In the UK, widespread metering of the water supply is relatively new. Gas metering is universal and has been for ever ( = more than my lifetime ).
Thanks for the feedback so far! I’ll post some pictures of my gas and water meter. I have the impression that there could be:
- a LED on the gas meter (but I haven’t found a way to “make” my gas consumption kick-in, so haven’t seen it running)
- maybe a magnet on the gas meter (but no compass) - has anyone made this work, and has a guide with components to use?
- the water meter has magnet at best, but probably nothing at all. Putting my own meter in between is a very good idea, any hints on what to get?
I doubt that very much - where does the power for it come from?
Many people have this working. There’s a lot in the Archive (old forum). Here’s one thread:
Gas meter reed switch debounce (polled, via interrupt-driven timer): http://openenergymonitor.org/emon/node/5022#comment-21046
But I’ve just noticed - the search facility on the old forum has disappeared. @glyn.hudson or @TrystanLea - why is this?
There are many suppliers. The main point is it needs to be for potable (drinking) water. The maximum flow rate (pipe size) will need to be similar to your existing meter, and the pulse rate high enough to give the resolution you want and slow enough to count reliably. You’ll need to work that out based on the maximum flow rate that you need.
Water meter suggestions: http://openenergymonitor.org/emon/node/12123
I’ve elevated your permissions so you should be able to post pictures here. Please don’t put them on a third-party site with a link.
I’m not sure which is cooler… The User owned gas meter OR the wallpaper!
You’re probably right, it’s unlikely to be a gas-powered LED
That looks very 1965.

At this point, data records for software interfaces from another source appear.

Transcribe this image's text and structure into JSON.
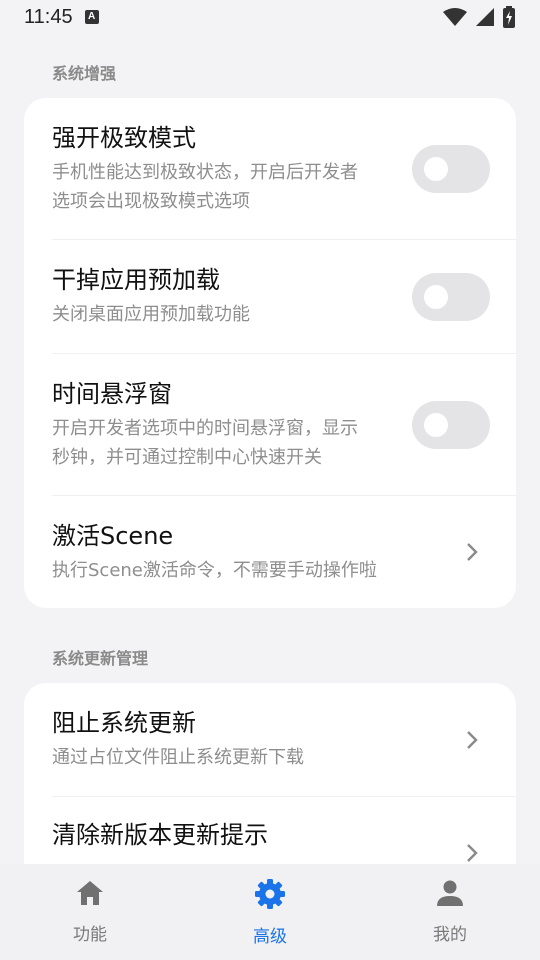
{
  "status_bar": {
    "time": "11:45",
    "notification_icon": "a-icon",
    "icons": [
      "wifi-icon",
      "signal-icon",
      "battery-charging-icon"
    ]
  },
  "sections": [
    {
      "title": "系统增强",
      "items": [
        {
          "title": "强开极致模式",
          "desc_lines": [
            "手机性能达到极致状态，开启后开发者",
            "选项会出现极致模式选项"
          ],
          "control": "toggle",
          "on": false
        },
        {
          "title": "干掉应用预加载",
          "desc_lines": [
            "关闭桌面应用预加载功能"
          ],
          "control": "toggle",
          "on": false
        },
        {
          "title": "时间悬浮窗",
          "desc_lines": [
            "开启开发者选项中的时间悬浮窗，显示",
            "秒钟，并可通过控制中心快速开关"
          ],
          "control": "toggle",
          "on": false
        },
        {
          "title": "激活Scene",
          "desc_lines": [
            "执行Scene激活命令，不需要手动操作啦"
          ],
          "control": "chevron"
        }
      ]
    },
    {
      "title": "系统更新管理",
      "items": [
        {
          "title": "阻止系统更新",
          "desc_lines": [
            "通过占位文件阻止系统更新下载"
          ],
          "control": "chevron"
        },
        {
          "title": "清除新版本更新提示",
          "desc_lines": [],
          "control": "chevron"
        }
      ]
    }
  ],
  "bottom_nav": {
    "items": [
      {
        "label": "功能",
        "icon": "home-icon",
        "active": false
      },
      {
        "label": "高级",
        "icon": "gear-icon",
        "active": true
      },
      {
        "label": "我的",
        "icon": "person-icon",
        "active": false
      }
    ]
  },
  "colors": {
    "background": "#f3f3f5",
    "card": "#ffffff",
    "accent": "#1a73e8",
    "toggle_off": "#e4e4e6",
    "secondary_text": "#8e8e8e"
  }
}
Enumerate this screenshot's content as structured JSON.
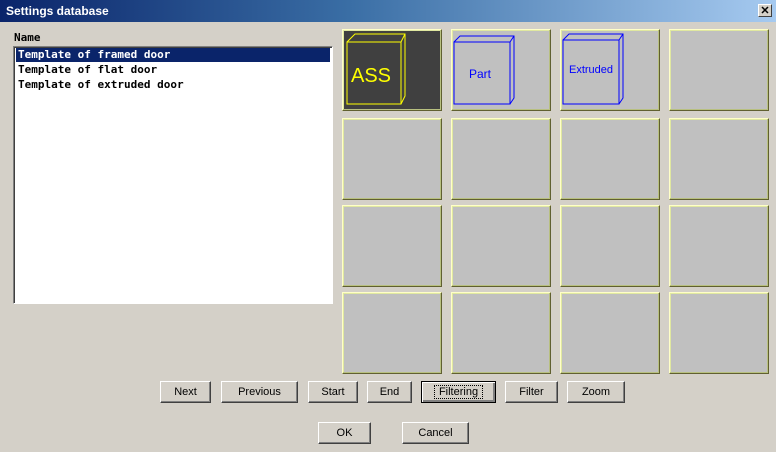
{
  "window": {
    "title": "Settings database",
    "close_glyph": "✕"
  },
  "list": {
    "header": "Name",
    "items": [
      {
        "label": "Template of framed door",
        "selected": true
      },
      {
        "label": "Template of flat door",
        "selected": false
      },
      {
        "label": "Template of extruded door",
        "selected": false
      }
    ]
  },
  "tiles": {
    "labels": [
      "ASS",
      "Part",
      "Extruded"
    ]
  },
  "nav_buttons": {
    "next": "Next",
    "previous": "Previous",
    "start": "Start",
    "end": "End",
    "filtering": "Filtering",
    "filter": "Filter",
    "zoom": "Zoom"
  },
  "dialog_buttons": {
    "ok": "OK",
    "cancel": "Cancel"
  },
  "colors": {
    "titlebar_start": "#0a246a",
    "tile_gray": "#c0c0c0",
    "selected_tile": "#404040",
    "ass_yellow": "#ffff00",
    "part_blue": "#0000ff"
  }
}
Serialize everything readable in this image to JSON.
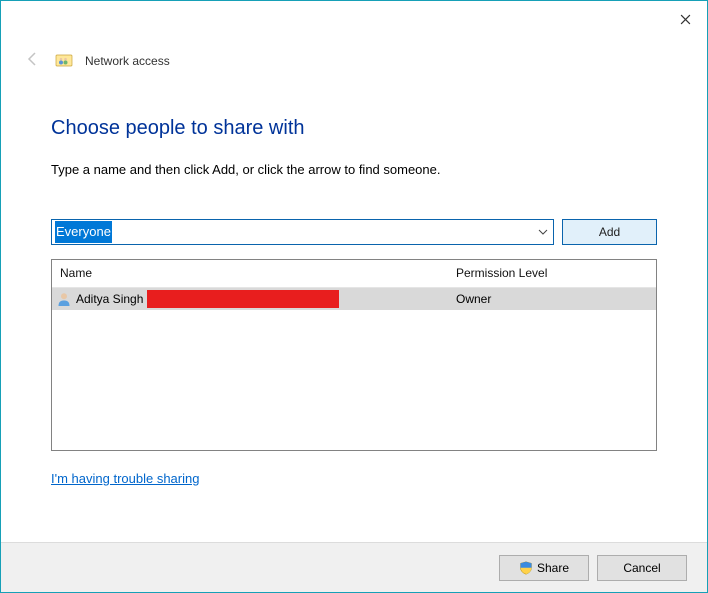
{
  "window": {
    "title": "Network access"
  },
  "content": {
    "heading": "Choose people to share with",
    "subtext": "Type a name and then click Add, or click the arrow to find someone.",
    "combo_value": "Everyone",
    "add_button": "Add",
    "trouble_link": "I'm having trouble sharing"
  },
  "table": {
    "headers": {
      "name": "Name",
      "permission": "Permission Level"
    },
    "rows": [
      {
        "name": "Aditya Singh",
        "permission": "Owner"
      }
    ]
  },
  "footer": {
    "share": "Share",
    "cancel": "Cancel"
  }
}
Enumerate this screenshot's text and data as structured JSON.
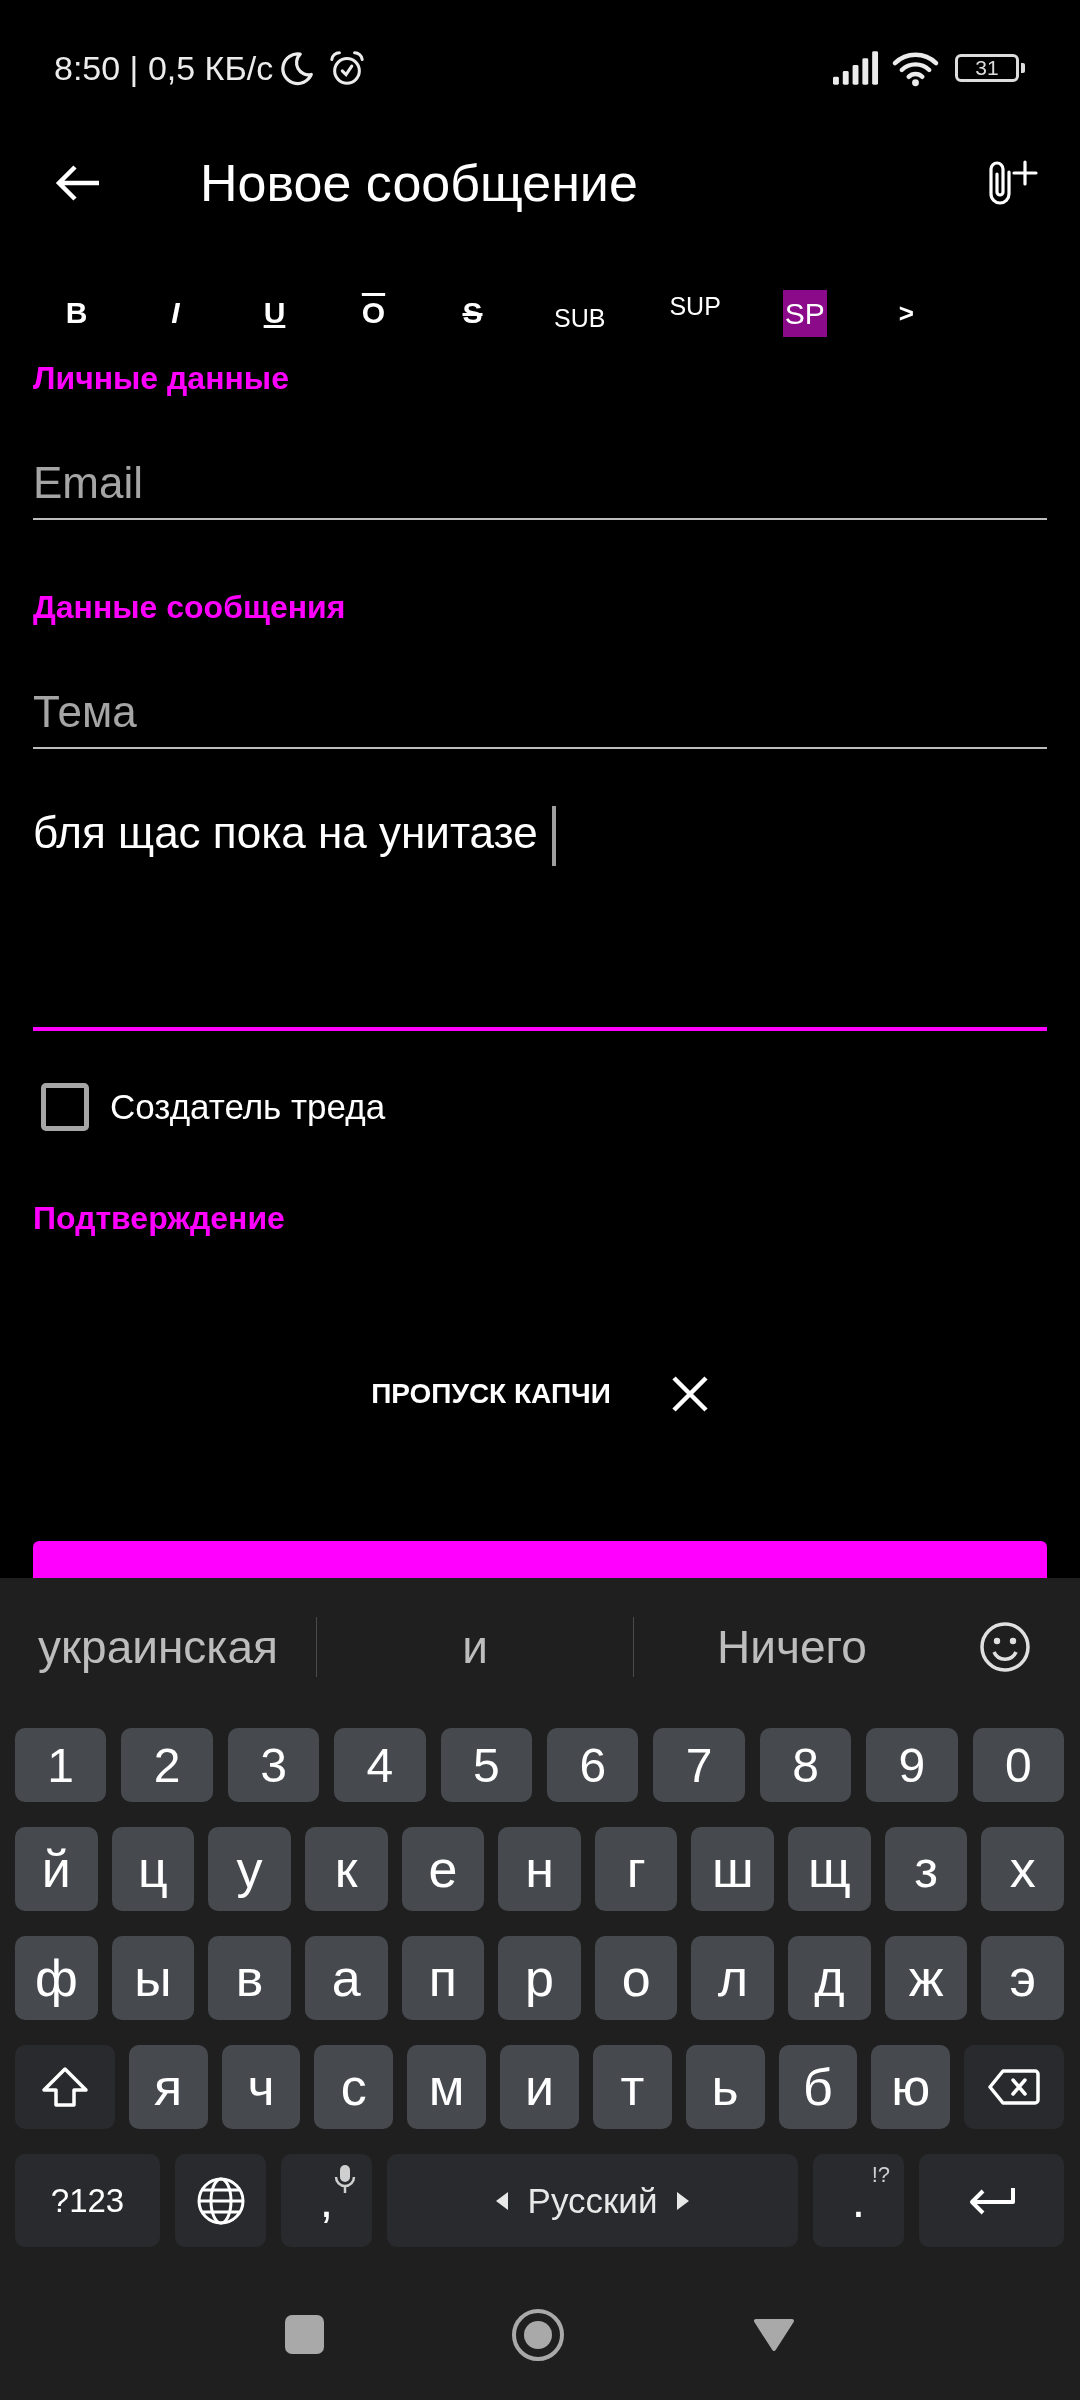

Well, this is even better! Learn | OpenEnergyMonitor
What are you trying to say @Jon?
To be fair it was easier to put in a secondary check meter for the following reasons…
- It was easier to get the right meter with the manufactures built reed switch that I can use without fear of persecution, good luck trying to ask your energy supplier for a certain meter that does what you want and has a handy wire ready for you to connect…
- It cost £30 delivered from eBay, it was measuring compressed air before. (Be careful of people selling meters that are owned by the suppliers and are clearly a credit meter)
- Its a check meter, if I thought the suppliers meter was overcharging me, I have the ability to check now.
I will say if your going to put a check meter in, put a sticker on it indicating its a private meter do not read, its not the first time a meter reader cant read one meter correctly let alone confuse the poor fella with two meters…
The water meter needs to be WRAS approved (As Robert said potable), there are also two types of water meter, Single Jet and Multi Jet. The difference is the price and accuracy, if you are patient you can find a second hand Multi Jet meter with a reed switch attached on eBay for about £40.
WRAS probably means nothing in Belgium - it’s the body that sets the standards for equipment in/around the water supply in the UK.
I’d swear blind that I inherited that wallpaper, and hadn’t got round to doing anything about it.
Is it possible that your water meter has a “remote read” capability? My water meter is “analog” (physical wheels that go round) and is in the middle of a field with no electricity supply, but the meter-reading person reads it while simply driving past in a van. They don’t get out of the van and I don’t suppose they know exactly where the meter is.
Water companies have a programme of replacing older meters by these “AMR” devices as it saves them money. EG Water meters - help and advice
It has occasionally occurred to me to see if I could acquire and/or make a reader that could emulate this and feed it into my Emon system, but I haven’t progressed this idea. I’d be interested if anyone else has tried it.
(I haven’t looked into it, but I think the energy needed to perform the meter reading comes entirely from the reading device via RF waves; I don’t think the meter itself has a battery but I could be wrong.)